A Tactical Joint Operation Centre, also known as the Nerve Centre, has been launched at Hluhluwe-iMfolozi Park on the KwaZulu-Natal north coast.
The US funded state of the art facility is used to combat poaching and other illegal activities. Police and highly-trained rangers are part of the programme.
Last year 222 rhino were poached for their horns in KwaZulu-Natal alone.
The Nerve Centre will allow reaction, operations and planning to be linked with other rhino reserves. Among other things, it boasts animal tracking, intelligence camera trap, co-ordination map that shows activities in the park and image recognition.
Handing over the high-tech centre, US Consul General to KwaZulu-Natal, Sherry Zalika Sykes, says they are hoping to see an increased population of healthy rhino. She says they are also hoping it will provide much-needed information that will lead to arrests and successful prosecutions.
“The need to have comprehensive system that brings all those different forms of information together so that in real time we can catch poachers and traffickers of wildlife so that they can be adequately prosecuted and deter the poaching in the first place through effective prosecution. That prevents when people know that the comprehensive are watching. It’s not just one ranger, it’s not just one helicopter.”
Hluhluwe-iMfolozi Park manager, Jabulani Ngubane describes how the centre will work.
“Basically the nerve centre is a heartbeat of the operation like for instance we have copied the SANDF style whereby we have to coordinate everything that we do. You need to know where your guys are at a particular moment and be able to direct them because you will remember that some of the operations happens at night so that it doesn’t happen but also increases your chances of your success as well.”
The park has the highest number of rhino.

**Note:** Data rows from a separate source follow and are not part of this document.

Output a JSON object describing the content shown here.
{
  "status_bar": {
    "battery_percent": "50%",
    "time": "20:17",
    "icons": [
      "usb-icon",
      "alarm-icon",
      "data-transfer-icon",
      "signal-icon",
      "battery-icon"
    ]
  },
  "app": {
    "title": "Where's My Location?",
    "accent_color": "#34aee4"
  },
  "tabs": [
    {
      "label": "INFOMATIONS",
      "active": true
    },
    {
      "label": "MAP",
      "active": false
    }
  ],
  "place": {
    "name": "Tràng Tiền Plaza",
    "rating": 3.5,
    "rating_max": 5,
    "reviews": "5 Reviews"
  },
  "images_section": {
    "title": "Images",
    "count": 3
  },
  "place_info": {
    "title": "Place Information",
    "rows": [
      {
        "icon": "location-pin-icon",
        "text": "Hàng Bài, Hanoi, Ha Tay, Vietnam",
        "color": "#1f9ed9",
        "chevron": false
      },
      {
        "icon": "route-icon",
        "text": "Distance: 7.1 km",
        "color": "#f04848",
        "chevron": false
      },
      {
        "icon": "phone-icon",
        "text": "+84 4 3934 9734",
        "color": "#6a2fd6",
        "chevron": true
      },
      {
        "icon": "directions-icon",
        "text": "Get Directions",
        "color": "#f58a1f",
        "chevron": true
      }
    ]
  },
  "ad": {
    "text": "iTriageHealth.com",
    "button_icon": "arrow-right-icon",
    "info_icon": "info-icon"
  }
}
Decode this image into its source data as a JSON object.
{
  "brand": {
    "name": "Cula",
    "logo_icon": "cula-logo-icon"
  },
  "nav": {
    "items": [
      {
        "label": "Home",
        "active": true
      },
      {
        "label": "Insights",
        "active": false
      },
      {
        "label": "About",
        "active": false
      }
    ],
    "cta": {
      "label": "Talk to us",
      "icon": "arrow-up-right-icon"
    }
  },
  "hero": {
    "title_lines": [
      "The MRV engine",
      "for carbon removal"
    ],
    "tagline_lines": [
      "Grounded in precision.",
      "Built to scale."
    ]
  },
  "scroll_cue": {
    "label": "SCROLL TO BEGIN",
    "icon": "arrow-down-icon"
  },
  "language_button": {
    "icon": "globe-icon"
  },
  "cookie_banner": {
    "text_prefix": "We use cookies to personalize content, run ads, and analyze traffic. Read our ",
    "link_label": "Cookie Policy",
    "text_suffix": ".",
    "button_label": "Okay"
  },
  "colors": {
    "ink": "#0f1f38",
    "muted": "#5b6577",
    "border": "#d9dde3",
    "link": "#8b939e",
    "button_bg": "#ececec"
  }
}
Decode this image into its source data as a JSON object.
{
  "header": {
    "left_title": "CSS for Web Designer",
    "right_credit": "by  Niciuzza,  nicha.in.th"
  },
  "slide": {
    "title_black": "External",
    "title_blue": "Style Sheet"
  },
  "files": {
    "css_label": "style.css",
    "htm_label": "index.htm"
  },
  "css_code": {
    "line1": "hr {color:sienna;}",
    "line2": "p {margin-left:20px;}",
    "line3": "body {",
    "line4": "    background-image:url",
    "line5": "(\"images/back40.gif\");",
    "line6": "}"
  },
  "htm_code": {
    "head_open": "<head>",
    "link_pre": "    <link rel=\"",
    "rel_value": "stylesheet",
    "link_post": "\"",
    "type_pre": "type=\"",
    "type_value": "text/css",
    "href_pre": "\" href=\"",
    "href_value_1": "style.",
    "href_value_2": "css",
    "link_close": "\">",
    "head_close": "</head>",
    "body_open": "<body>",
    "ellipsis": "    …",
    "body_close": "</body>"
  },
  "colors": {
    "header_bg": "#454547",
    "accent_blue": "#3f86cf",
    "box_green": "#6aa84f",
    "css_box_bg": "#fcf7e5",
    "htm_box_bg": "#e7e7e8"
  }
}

All white rhino population in the world reportedly come from this park.
Acting Ezemvelo KZN Wildlife CEO, Bheki Khoza, has heaped praise on the US for funding the centre. He says it will provide much-need support to fighting the scourge of rhino poaching.
“Improving our communications to assist our field-based law enforcement staff and also it will provide connectivity and also connectivity with various picket camps and outposts in the park and other agencies like SAPS and our conservation agencies like SA National Park and it will assist in coordination of the information and networking.”
Peace Parks Foundation has provided technical support to the project as well as technology.
The foundation’s CEO Werner Myburgh says the project needs to be applied across all parks, especially in areas close to the border.
“The reality is that poaching won’t stop necessarily. The poachers and criminals will take their business elsewhere because it’s lucrative and they make a lot of money. The only solution to that is to get better in your anti-poaching efforts in those areas where moved in. So in a long term you will be able to expand this type of support that being given not only to one park, one big park but to many parks.”
The same programme was also launched in the Kruger National Park in 2015 and is said to be bearing fruits.